Inside the Epicenter of the Pandemic Baking Boom at King Arthur Flour

posted by Jason Kottke   May 20, 2020

King Arthur Flour

Marker’s David Freedman has a great look at how Vermont’s own King Arthur Flour has dealt with a massive increase in demand for their best-in-class flour and other challenges during the pandemic. The piece is a textbook example of what Tim Carmody calls the systemic sublime.

The company knew something weird was going on when they noticed a 600% sales jump almost overnight and started seeing different kinds of questions coming into their consumer call center.

So tricky and specific are some of the bread-baking questions that even though Ely is one of the bread specialists working the hotline, she sometimes puts callers on hold and yells over the cubicle walls to colleagues for second opinions.

But in early March, Ely noticed a change in the questions. Partly it was an increase in the sheer number of calls, a jump that seemed more sudden and pronounced than the normal mild pre-Easter build-up. But even stranger was how many of the callers seemed, well, clueless. How do you tell if bread is done? Do I really need yeast? And strangest of all: What can I use instead of flour?

In a matter of weeks, the employee-owned company transformed several aspects of their business and tripled their flour output in order to keep up with the demand.

As a first step to ramping up the flow of flour to consumers, King Arthur added one to two shifts at all its facilities and contracted with an additional fulfillment center. It shifted most of its long-distance product transportation from rail to trucks, which are more expensive per bag but add speed and flexibility. It stopped international sales to divert all incoming inventory to U.S. customers. To make shipping operations more efficient and get orders out the door faster, the company switched to all “ship-complete” shipping — that is, if one item in a multi-item order was temporarily out of stock, the entire order was held until the item was back in stock.

The company also managed to find a new partner that could mill and bag more flour. The wrinkle was that the partner was only set up to fill three-pound plastic bags, not King Arthur’s five- and 10-pound paper bags. So King Arthur quickly whipped up a new three-pound plastic bag and threw it up on the website as a new product. That move alone would add up to a half-million new units a month to the company’s shipments.

The company has also done right by their employee-owners:

Altogether, three-quarters of the company’s employees were sent home. In many cases, the work went with them, as was the case with the Baker’s Hotline, and with most managers. Many of those whose jobs couldn’t be performed at home were trained to help out with tasks that could. So far, not a single employee has been furloughed; everyone is being paid — including 12 employees who stay busy sewing masks for other employees.

They’ve helped out companies they supply as well:
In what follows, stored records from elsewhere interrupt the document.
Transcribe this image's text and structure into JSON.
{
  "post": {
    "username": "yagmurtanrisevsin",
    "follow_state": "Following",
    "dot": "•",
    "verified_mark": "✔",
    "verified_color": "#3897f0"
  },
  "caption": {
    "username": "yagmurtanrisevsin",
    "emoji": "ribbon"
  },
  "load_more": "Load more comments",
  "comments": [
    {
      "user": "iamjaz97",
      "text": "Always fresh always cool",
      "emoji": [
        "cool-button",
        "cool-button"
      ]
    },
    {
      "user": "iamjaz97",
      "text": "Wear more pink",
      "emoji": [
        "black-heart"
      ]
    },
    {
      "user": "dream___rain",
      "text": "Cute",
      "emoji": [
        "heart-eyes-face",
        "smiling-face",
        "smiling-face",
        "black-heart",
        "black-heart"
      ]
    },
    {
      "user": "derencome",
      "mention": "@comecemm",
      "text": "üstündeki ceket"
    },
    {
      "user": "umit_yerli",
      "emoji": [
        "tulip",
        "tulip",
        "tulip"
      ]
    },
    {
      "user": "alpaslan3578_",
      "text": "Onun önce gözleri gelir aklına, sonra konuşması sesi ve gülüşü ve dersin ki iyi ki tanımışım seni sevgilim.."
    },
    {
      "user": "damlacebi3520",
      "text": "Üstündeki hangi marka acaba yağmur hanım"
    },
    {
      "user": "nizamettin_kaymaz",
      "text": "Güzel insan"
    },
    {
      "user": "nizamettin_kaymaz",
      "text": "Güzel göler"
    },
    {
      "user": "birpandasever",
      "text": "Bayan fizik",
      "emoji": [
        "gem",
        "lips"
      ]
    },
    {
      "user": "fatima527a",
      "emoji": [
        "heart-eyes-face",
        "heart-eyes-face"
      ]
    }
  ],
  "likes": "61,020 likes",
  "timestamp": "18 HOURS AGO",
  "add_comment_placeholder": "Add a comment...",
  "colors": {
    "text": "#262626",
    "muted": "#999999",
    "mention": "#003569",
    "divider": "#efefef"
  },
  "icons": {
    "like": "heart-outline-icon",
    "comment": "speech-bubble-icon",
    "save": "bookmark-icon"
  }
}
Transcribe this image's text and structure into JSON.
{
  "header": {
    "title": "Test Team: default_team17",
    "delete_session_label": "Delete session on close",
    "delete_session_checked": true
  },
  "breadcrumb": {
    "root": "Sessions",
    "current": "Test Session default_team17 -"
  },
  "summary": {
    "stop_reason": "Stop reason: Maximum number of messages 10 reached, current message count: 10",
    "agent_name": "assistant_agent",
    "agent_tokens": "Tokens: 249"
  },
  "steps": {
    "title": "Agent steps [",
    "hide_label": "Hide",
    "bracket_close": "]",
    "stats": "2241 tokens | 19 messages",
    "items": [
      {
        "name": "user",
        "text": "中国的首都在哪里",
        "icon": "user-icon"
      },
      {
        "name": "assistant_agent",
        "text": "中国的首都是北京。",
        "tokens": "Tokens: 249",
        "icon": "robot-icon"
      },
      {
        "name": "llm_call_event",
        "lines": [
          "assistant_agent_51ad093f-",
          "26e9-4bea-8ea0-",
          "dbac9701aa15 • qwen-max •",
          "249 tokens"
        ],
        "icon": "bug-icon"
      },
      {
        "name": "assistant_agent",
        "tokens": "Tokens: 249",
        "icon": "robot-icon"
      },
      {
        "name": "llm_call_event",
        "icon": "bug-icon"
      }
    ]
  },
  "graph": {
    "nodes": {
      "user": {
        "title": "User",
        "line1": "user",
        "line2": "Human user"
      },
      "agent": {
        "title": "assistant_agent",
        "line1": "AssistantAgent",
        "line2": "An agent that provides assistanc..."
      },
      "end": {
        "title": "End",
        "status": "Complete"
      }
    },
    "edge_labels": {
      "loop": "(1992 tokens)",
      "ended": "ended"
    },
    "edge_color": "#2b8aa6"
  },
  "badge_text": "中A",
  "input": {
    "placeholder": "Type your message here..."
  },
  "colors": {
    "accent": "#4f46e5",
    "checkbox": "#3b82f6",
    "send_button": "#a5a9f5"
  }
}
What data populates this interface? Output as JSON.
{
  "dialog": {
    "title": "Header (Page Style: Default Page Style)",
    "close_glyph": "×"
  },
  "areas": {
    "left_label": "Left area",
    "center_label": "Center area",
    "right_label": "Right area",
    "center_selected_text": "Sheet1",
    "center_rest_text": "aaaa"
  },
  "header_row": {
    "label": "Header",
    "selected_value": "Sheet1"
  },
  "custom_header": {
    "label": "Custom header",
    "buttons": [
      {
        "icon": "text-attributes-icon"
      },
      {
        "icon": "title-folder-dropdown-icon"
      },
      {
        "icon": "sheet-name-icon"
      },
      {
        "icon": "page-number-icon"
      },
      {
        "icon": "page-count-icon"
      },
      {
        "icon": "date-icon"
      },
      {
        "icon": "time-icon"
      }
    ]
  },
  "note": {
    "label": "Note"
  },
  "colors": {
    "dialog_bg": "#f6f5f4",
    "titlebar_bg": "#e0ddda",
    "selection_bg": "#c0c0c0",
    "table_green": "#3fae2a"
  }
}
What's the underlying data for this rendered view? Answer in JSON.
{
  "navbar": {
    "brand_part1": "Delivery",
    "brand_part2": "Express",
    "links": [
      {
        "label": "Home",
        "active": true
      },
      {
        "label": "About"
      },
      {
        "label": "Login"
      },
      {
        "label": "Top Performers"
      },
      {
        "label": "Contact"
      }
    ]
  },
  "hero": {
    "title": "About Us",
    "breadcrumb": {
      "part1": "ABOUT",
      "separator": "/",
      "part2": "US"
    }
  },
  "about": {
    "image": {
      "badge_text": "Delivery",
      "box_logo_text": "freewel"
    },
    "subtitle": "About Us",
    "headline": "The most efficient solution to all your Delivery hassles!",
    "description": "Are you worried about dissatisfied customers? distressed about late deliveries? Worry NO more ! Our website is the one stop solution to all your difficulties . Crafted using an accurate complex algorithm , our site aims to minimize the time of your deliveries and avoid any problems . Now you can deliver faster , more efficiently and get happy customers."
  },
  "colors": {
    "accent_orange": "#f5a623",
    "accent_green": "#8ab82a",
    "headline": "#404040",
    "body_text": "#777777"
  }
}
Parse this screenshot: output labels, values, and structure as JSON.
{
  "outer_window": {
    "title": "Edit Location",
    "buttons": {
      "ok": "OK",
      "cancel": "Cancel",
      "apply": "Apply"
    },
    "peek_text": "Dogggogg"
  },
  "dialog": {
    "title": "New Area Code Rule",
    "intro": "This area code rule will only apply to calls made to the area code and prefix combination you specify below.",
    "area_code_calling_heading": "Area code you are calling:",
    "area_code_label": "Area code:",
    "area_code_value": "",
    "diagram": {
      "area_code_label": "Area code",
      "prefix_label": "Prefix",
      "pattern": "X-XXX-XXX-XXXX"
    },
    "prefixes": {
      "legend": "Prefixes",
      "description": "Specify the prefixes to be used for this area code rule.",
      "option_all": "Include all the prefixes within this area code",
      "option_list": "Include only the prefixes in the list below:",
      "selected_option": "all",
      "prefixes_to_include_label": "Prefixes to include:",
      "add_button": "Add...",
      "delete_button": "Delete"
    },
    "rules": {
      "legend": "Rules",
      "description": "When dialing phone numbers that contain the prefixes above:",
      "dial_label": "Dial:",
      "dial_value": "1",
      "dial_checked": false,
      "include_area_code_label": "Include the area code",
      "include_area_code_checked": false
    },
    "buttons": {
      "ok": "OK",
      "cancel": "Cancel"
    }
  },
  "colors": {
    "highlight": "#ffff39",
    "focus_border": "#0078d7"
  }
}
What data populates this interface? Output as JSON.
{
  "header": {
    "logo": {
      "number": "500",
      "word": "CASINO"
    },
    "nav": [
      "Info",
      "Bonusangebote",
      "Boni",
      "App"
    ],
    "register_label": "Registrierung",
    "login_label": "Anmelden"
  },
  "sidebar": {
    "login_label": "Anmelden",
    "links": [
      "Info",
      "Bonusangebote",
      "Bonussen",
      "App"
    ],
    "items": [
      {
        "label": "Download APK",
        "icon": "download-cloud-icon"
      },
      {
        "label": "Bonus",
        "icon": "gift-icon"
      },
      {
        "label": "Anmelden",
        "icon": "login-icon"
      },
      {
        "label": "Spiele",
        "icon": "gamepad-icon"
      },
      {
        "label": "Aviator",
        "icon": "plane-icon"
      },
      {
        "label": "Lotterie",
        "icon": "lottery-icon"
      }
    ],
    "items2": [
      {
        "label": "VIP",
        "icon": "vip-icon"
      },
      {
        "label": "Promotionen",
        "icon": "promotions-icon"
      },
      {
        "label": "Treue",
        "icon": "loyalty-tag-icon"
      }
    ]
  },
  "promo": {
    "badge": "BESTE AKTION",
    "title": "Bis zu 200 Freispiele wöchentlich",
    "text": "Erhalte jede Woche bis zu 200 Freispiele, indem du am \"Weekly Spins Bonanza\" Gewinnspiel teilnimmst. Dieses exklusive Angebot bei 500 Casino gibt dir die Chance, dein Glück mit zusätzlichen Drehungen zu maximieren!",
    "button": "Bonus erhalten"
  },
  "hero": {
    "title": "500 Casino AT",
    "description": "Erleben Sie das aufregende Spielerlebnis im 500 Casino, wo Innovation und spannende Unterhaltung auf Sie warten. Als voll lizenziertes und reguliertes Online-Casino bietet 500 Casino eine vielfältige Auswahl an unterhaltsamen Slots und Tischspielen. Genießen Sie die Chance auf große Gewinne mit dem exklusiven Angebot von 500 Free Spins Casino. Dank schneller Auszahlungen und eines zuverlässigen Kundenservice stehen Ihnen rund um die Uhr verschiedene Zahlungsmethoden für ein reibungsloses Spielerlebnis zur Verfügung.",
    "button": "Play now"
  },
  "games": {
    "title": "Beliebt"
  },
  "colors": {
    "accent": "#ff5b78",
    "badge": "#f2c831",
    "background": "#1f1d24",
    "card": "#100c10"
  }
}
While home baking was taking off, bakeries were being closed down, sharply reducing demand for the big bags of flour. (To help keep some of them afloat, the company has spent $30,000 so far during the pandemic paying some of its bakery customers around the country — including Empire Baking — to bake bread and donate it to local good causes. Its own bakers have been doing the same for essential workers and those in need in Norwich.)

And I love the photos that accompany the article by Stephanie Gonot — that must have been a fun & messy photoshoot to do at home. (via @robinsloan)